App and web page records
++++++++

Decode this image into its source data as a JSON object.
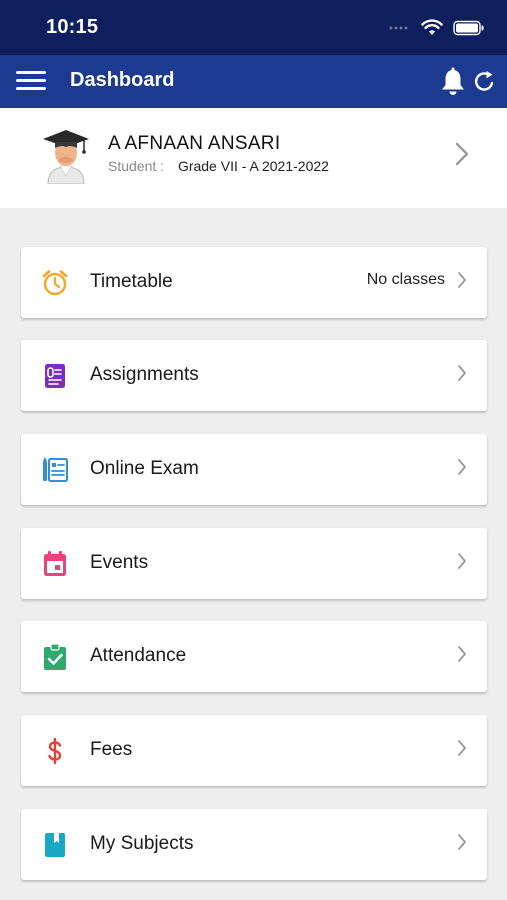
{
  "status_bar": {
    "time": "10:15"
  },
  "app_bar": {
    "title": "Dashboard"
  },
  "profile": {
    "name": "A AFNAAN ANSARI",
    "role_label": "Student :",
    "grade": "Grade VII - A 2021-2022"
  },
  "menu_items": [
    {
      "label": "Timetable",
      "value": "No classes",
      "icon": "alarm-clock-icon",
      "color": "#f5a623"
    },
    {
      "label": "Assignments",
      "value": "",
      "icon": "assignment-icon",
      "color": "#7b2fbe"
    },
    {
      "label": "Online Exam",
      "value": "",
      "icon": "online-exam-icon",
      "color": "#2f8fd8"
    },
    {
      "label": "Events",
      "value": "",
      "icon": "calendar-icon",
      "color": "#e8457a"
    },
    {
      "label": "Attendance",
      "value": "",
      "icon": "clipboard-check-icon",
      "color": "#2eaa6e"
    },
    {
      "label": "Fees",
      "value": "",
      "icon": "dollar-icon",
      "color": "#e5403a"
    },
    {
      "label": "My Subjects",
      "value": "",
      "icon": "book-icon",
      "color": "#18a8c4"
    }
  ],
  "colors": {
    "status_bar": "#0f1e5c",
    "app_bar": "#1c3a8f",
    "background": "#eeeeee"
  }
}
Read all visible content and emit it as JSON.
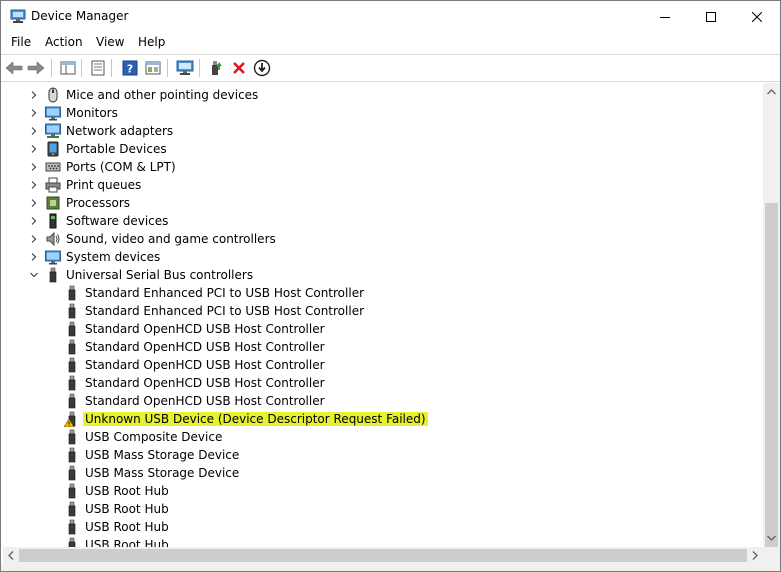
{
  "window": {
    "title": "Device Manager"
  },
  "menu": {
    "items": [
      "File",
      "Action",
      "View",
      "Help"
    ]
  },
  "toolbar": {
    "buttons": [
      {
        "icon": "back-arrow-icon"
      },
      {
        "icon": "forward-arrow-icon"
      },
      {
        "icon": "show-hide-console-tree-icon"
      },
      {
        "icon": "properties-icon"
      },
      {
        "icon": "help-icon"
      },
      {
        "icon": "show-hidden-devices-icon"
      },
      {
        "icon": "scan-hardware-changes-icon"
      },
      {
        "icon": "update-driver-icon"
      },
      {
        "icon": "uninstall-device-icon"
      },
      {
        "icon": "disable-device-icon"
      }
    ]
  },
  "tree": {
    "rows": [
      {
        "label": "Mice and other pointing devices",
        "level": 1,
        "expanded": false,
        "icon": "mouse-icon"
      },
      {
        "label": "Monitors",
        "level": 1,
        "expanded": false,
        "icon": "monitor-icon"
      },
      {
        "label": "Network adapters",
        "level": 1,
        "expanded": false,
        "icon": "network-adapter-icon"
      },
      {
        "label": "Portable Devices",
        "level": 1,
        "expanded": false,
        "icon": "portable-device-icon"
      },
      {
        "label": "Ports (COM & LPT)",
        "level": 1,
        "expanded": false,
        "icon": "port-icon"
      },
      {
        "label": "Print queues",
        "level": 1,
        "expanded": false,
        "icon": "printer-icon"
      },
      {
        "label": "Processors",
        "level": 1,
        "expanded": false,
        "icon": "processor-icon"
      },
      {
        "label": "Software devices",
        "level": 1,
        "expanded": false,
        "icon": "software-device-icon"
      },
      {
        "label": "Sound, video and game controllers",
        "level": 1,
        "expanded": false,
        "icon": "speaker-icon"
      },
      {
        "label": "System devices",
        "level": 1,
        "expanded": false,
        "icon": "system-device-icon"
      },
      {
        "label": "Universal Serial Bus controllers",
        "level": 1,
        "expanded": true,
        "icon": "usb-plug-icon"
      },
      {
        "label": "Standard Enhanced PCI to USB Host Controller",
        "level": 2,
        "icon": "usb-plug-icon"
      },
      {
        "label": "Standard Enhanced PCI to USB Host Controller",
        "level": 2,
        "icon": "usb-plug-icon"
      },
      {
        "label": "Standard OpenHCD USB Host Controller",
        "level": 2,
        "icon": "usb-plug-icon"
      },
      {
        "label": "Standard OpenHCD USB Host Controller",
        "level": 2,
        "icon": "usb-plug-icon"
      },
      {
        "label": "Standard OpenHCD USB Host Controller",
        "level": 2,
        "icon": "usb-plug-icon"
      },
      {
        "label": "Standard OpenHCD USB Host Controller",
        "level": 2,
        "icon": "usb-plug-icon"
      },
      {
        "label": "Standard OpenHCD USB Host Controller",
        "level": 2,
        "icon": "usb-plug-icon"
      },
      {
        "label": "Unknown USB Device (Device Descriptor Request Failed)",
        "level": 2,
        "icon": "usb-warning-icon",
        "highlight": true
      },
      {
        "label": "USB Composite Device",
        "level": 2,
        "icon": "usb-plug-icon"
      },
      {
        "label": "USB Mass Storage Device",
        "level": 2,
        "icon": "usb-plug-icon"
      },
      {
        "label": "USB Mass Storage Device",
        "level": 2,
        "icon": "usb-plug-icon"
      },
      {
        "label": "USB Root Hub",
        "level": 2,
        "icon": "usb-plug-icon"
      },
      {
        "label": "USB Root Hub",
        "level": 2,
        "icon": "usb-plug-icon"
      },
      {
        "label": "USB Root Hub",
        "level": 2,
        "icon": "usb-plug-icon"
      },
      {
        "label": "USB Root Hub",
        "level": 2,
        "icon": "usb-plug-icon"
      }
    ]
  },
  "colors": {
    "highlight": "#e7f12e",
    "uninstall_red": "#e81123",
    "help_blue": "#2b5fb5",
    "warning_yellow": "#f5c400"
  }
}
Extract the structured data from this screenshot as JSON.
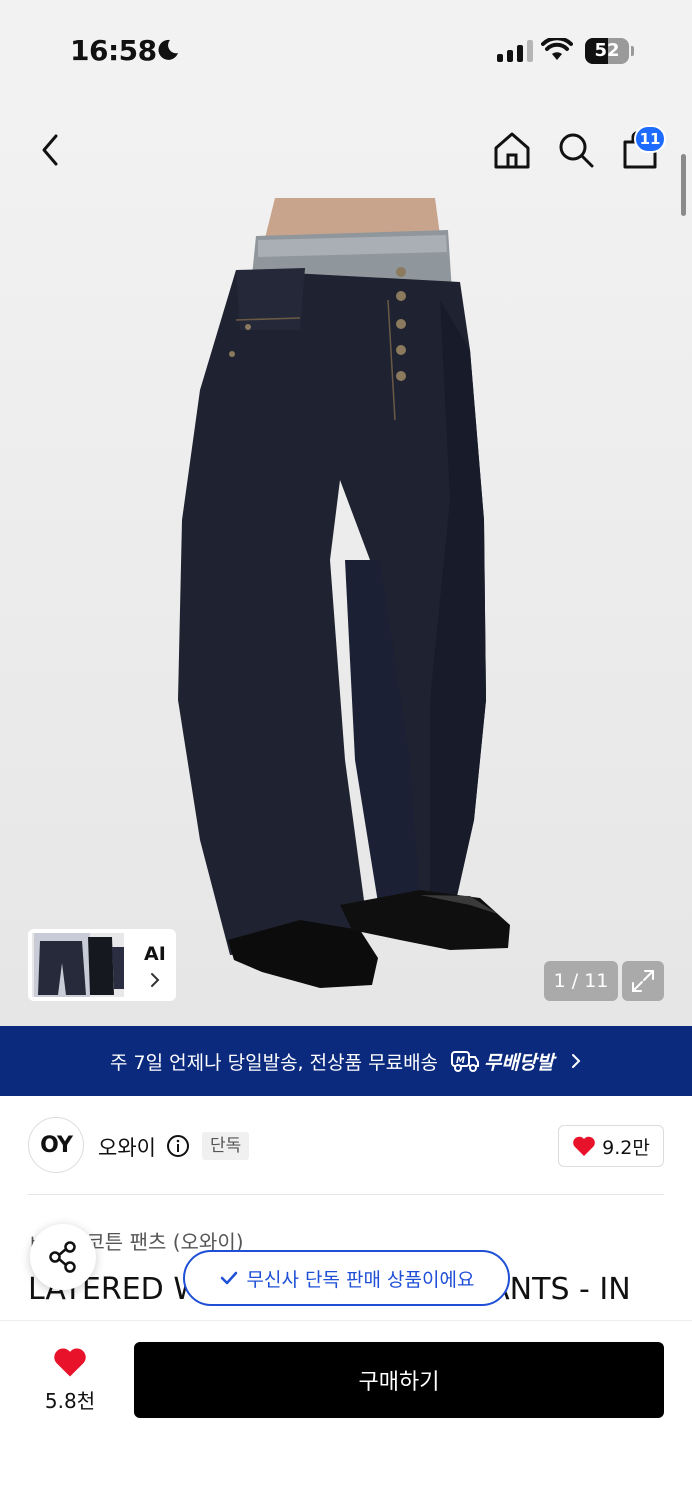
{
  "status_bar": {
    "time": "16:58",
    "battery": "52",
    "battery_level": 0.52
  },
  "header": {
    "cart_count": "11"
  },
  "gallery": {
    "ai_label": "AI",
    "page_counter": "1 / 11"
  },
  "shipping_banner": {
    "text": "주 7일 언제나 당일발송, 전상품 무료배송",
    "logo_text": "무배당발"
  },
  "brand": {
    "logo_text": "OY",
    "name": "오와이",
    "exclusive_tag": "단독",
    "likes": "9.2만"
  },
  "product": {
    "category": "코튼 팬츠 (오와이)",
    "title": "LAYERED W",
    "title_tail": "PANTS - IN"
  },
  "toast": {
    "text": "무신사 단독 판매 상품이에요"
  },
  "bottom_bar": {
    "like_count": "5.8천",
    "buy_label": "구매하기"
  },
  "colors": {
    "banner": "#0b2a7e",
    "accent_blue": "#1e6bff",
    "heart": "#e8132a"
  }
}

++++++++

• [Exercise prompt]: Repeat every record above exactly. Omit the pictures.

• [Solution for this exercise]:
Decode this image into its source data as a JSON object.
{
  "status_bar": {
    "time": "10:15"
  },
  "app_bar": {
    "title": "Dashboard"
  },
  "profile": {
    "name": "A AFNAAN ANSARI",
    "role_label": "Student :",
    "grade": "Grade VII - A 2021-2022"
  },
  "menu_items": [
    {
      "label": "Timetable",
      "value": "No classes",
      "icon": "alarm-clock-icon",
      "color": "#f5a623"
    },
    {
      "label": "Assignments",
      "value": "",
      "icon": "assignment-icon",
      "color": "#7b2fbe"
    },
    {
      "label": "Online Exam",
      "value": "",
      "icon": "online-exam-icon",
      "color": "#2f8fd8"
    },
    {
      "label": "Events",
      "value": "",
      "icon": "calendar-icon",
      "color": "#e8457a"
    },
    {
      "label": "Attendance",
      "value": "",
      "icon": "clipboard-check-icon",
      "color": "#2eaa6e"
    },
    {
      "label": "Fees",
      "value": "",
      "icon": "dollar-icon",
      "color": "#e5403a"
    },
    {
      "label": "My Subjects",
      "value": "",
      "icon": "book-icon",
      "color": "#18a8c4"
    }
  ],
  "colors": {
    "status_bar": "#0f1e5c",
    "app_bar": "#1c3a8f",
    "background": "#eeeeee"
  }
}
Read all visible content and emit it as JSON.
{
  "window": {
    "title": "Device Manager"
  },
  "menu": {
    "items": [
      "File",
      "Action",
      "View",
      "Help"
    ]
  },
  "toolbar": {
    "buttons": [
      {
        "icon": "back-arrow-icon"
      },
      {
        "icon": "forward-arrow-icon"
      },
      {
        "icon": "show-hide-console-tree-icon"
      },
      {
        "icon": "properties-icon"
      },
      {
        "icon": "help-icon"
      },
      {
        "icon": "show-hidden-devices-icon"
      },
      {
        "icon": "scan-hardware-changes-icon"
      },
      {
        "icon": "update-driver-icon"
      },
      {
        "icon": "uninstall-device-icon"
      },
      {
        "icon": "disable-device-icon"
      }
    ]
  },
  "tree": {
    "rows": [
      {
        "label": "Mice and other pointing devices",
        "level": 1,
        "expanded": false,
        "icon": "mouse-icon"
      },
      {
        "label": "Monitors",
        "level": 1,
        "expanded": false,
        "icon": "monitor-icon"
      },
      {
        "label": "Network adapters",
        "level": 1,
        "expanded": false,
        "icon": "network-adapter-icon"
      },
      {
        "label": "Portable Devices",
        "level": 1,
        "expanded": false,
        "icon": "portable-device-icon"
      },
      {
        "label": "Ports (COM & LPT)",
        "level": 1,
        "expanded": false,
        "icon": "port-icon"
      },
      {
        "label": "Print queues",
        "level": 1,
        "expanded": false,
        "icon": "printer-icon"
      },
      {
        "label": "Processors",
        "level": 1,
        "expanded": false,
        "icon": "processor-icon"
      },
      {
        "label": "Software devices",
        "level": 1,
        "expanded": false,
        "icon": "software-device-icon"
      },
      {
        "label": "Sound, video and game controllers",
        "level": 1,
        "expanded": false,
        "icon": "speaker-icon"
      },
      {
        "label": "System devices",
        "level": 1,
        "expanded": false,
        "icon": "system-device-icon"
      },
      {
        "label": "Universal Serial Bus controllers",
        "level": 1,
        "expanded": true,
        "icon": "usb-plug-icon"
      },
      {
        "label": "Standard Enhanced PCI to USB Host Controller",
        "level": 2,
        "icon": "usb-plug-icon"
      },
      {
        "label": "Standard Enhanced PCI to USB Host Controller",
        "level": 2,
        "icon": "usb-plug-icon"
      },
      {
        "label": "Standard OpenHCD USB Host Controller",
        "level": 2,
        "icon": "usb-plug-icon"
      },
      {
        "label": "Standard OpenHCD USB Host Controller",
        "level": 2,
        "icon": "usb-plug-icon"
      },
      {
        "label": "Standard OpenHCD USB Host Controller",
        "level": 2,
        "icon": "usb-plug-icon"
      },
      {
        "label": "Standard OpenHCD USB Host Controller",
        "level": 2,
        "icon": "usb-plug-icon"
      },
      {
        "label": "Standard OpenHCD USB Host Controller",
        "level": 2,
        "icon": "usb-plug-icon"
      },
      {
        "label": "Unknown USB Device (Device Descriptor Request Failed)",
        "level": 2,
        "icon": "usb-warning-icon",
        "highlight": true
      },
      {
        "label": "USB Composite Device",
        "level": 2,
        "icon": "usb-plug-icon"
      },
      {
        "label": "USB Mass Storage Device",
        "level": 2,
        "icon": "usb-plug-icon"
      },
      {
        "label": "USB Mass Storage Device",
        "level": 2,
        "icon": "usb-plug-icon"
      },
      {
        "label": "USB Root Hub",
        "level": 2,
        "icon": "usb-plug-icon"
      },
      {
        "label": "USB Root Hub",
        "level": 2,
        "icon": "usb-plug-icon"
      },
      {
        "label": "USB Root Hub",
        "level": 2,
        "icon": "usb-plug-icon"
      },
      {
        "label": "USB Root Hub",
        "level": 2,
        "icon": "usb-plug-icon"
      }
    ]
  },
  "colors": {
    "highlight": "#e7f12e",
    "uninstall_red": "#e81123",
    "help_blue": "#2b5fb5",
    "warning_yellow": "#f5c400"
  }
}
Extract the structured data from this screenshot as JSON.
{
  "status_bar": {
    "time": "16:58",
    "battery": "52",
    "battery_level": 0.52
  },
  "header": {
    "cart_count": "11"
  },
  "gallery": {
    "ai_label": "AI",
    "page_counter": "1 / 11"
  },
  "shipping_banner": {
    "text": "주 7일 언제나 당일발송, 전상품 무료배송",
    "logo_text": "무배당발"
  },
  "brand": {
    "logo_text": "OY",
    "name": "오와이",
    "exclusive_tag": "단독",
    "likes": "9.2만"
  },
  "product": {
    "category": "코튼 팬츠 (오와이)",
    "title": "LAYERED W",
    "title_tail": "PANTS - IN"
  },
  "toast": {
    "text": "무신사 단독 판매 상품이에요"
  },
  "bottom_bar": {
    "like_count": "5.8천",
    "buy_label": "구매하기"
  },
  "colors": {
    "banner": "#0b2a7e",
    "accent_blue": "#1e6bff",
    "heart": "#e8132a"
  }
}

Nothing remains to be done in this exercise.